How to get there: There are three ways up the mountain. One trailhead (and small parking lot) is located on Route 117 in Limington. Another two trailheads are located Limerick side of the mountain. The Smith Trailhead in Limerick is 1.1 miles north of Emery’s Corner on Sawyer Mountain Road. The trailhead is on the right. For a map of the land, go to www.fsht.org/sawyer.html.

Information: The Sawyer Mountain Highlands area is preserved under the Francis Small Heritage Trust, which owns more than 1,400 acres in northern York County. The mountain is located in the largest unfragmented block of undeveloped forested areas in York and Cumberland counties, and it’s only 22 miles from Portland. For information on the trust, visit www.fsht.org.

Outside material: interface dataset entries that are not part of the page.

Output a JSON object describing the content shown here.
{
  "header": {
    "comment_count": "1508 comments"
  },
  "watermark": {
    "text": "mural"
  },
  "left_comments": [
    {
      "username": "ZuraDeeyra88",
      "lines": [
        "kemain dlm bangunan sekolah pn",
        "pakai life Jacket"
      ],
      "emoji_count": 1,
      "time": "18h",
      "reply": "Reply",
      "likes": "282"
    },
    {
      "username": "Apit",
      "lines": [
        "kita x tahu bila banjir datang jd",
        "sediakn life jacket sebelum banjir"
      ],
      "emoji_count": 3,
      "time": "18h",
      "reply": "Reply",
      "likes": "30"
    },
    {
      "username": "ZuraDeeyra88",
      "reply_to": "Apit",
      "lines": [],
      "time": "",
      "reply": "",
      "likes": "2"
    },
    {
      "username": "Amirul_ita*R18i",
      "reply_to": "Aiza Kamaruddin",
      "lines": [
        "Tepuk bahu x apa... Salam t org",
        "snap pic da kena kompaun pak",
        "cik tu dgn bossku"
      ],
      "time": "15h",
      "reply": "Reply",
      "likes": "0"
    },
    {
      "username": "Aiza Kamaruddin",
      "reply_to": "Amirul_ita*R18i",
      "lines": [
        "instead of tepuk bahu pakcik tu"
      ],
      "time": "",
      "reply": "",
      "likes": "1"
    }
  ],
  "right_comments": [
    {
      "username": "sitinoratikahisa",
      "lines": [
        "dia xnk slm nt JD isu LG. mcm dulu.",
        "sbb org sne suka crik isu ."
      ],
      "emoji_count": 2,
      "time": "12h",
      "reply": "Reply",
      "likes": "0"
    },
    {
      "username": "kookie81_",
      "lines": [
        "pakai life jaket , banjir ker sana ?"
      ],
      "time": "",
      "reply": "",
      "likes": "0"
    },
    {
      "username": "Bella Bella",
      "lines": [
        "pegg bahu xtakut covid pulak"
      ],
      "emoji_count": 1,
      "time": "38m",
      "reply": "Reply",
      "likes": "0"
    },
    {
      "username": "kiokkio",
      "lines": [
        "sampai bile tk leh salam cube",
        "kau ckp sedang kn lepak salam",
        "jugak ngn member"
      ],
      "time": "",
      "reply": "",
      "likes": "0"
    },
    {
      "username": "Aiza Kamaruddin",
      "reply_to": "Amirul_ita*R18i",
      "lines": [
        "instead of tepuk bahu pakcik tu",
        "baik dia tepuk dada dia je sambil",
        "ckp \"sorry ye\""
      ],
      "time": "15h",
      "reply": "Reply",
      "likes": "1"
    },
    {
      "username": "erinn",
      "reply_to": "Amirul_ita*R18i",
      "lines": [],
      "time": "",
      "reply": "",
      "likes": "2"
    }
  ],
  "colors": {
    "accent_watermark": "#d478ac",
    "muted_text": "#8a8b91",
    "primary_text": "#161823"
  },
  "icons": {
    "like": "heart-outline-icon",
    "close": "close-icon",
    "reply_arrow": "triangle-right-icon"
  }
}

The land is open for public use for hiking, hunting, fishing, snowmobiling and cross-country skiing, granted that visitors abide by a few rules. Leave intact any historical artifacts that may be found in the old foundations (of the old Sawyer and Ebenezer Walker homesteads) and the Estes Cemetery located on Trust lands. Please carry out what you carry in and do not cut any vegetation.

The summit of Sawyer Mountain, at 1,213 feet, was once the site of a whale oil light, used for navigation in Portland Harbor. In 1884, the U.S. Geological Survey placed a 15-foot-tall stone tower on the summit. Later, the tower was struck by lightning, and now only scattered stones remain. The mountain is on the border of Limerick and Limington, it’s highest point being in Limington, according to Google Maps.

Personal Note: The Smith Trail isn’t hard to find. You can see the trailhead sign from Sawyer Mountain Road. The trail is wide and marked by small wooden signs nailed to trees. On the signs are carved turtles painted yellow. The Smith Trail is 0.6 miles long. It then intersects with Sawyer Mountain Road and the trail that leads 0.7 miles to the summit. The Smith and Summit Trail is safe to high year-round with the right gear and clothing. Hiking the trail in January, I didn’t run into much ice. Though we saw no one else on the trail that day, the snow was packed down with boot tracks leading up the mountain.

Aislinn Sarnacki

Aislinn Sarnacki is a Maine outdoors writer and the author of three Maine hiking guidebooks including “Family Friendly Hikes in Maine.” Find her on Twitter and Facebook @1minhikegirl. You can also...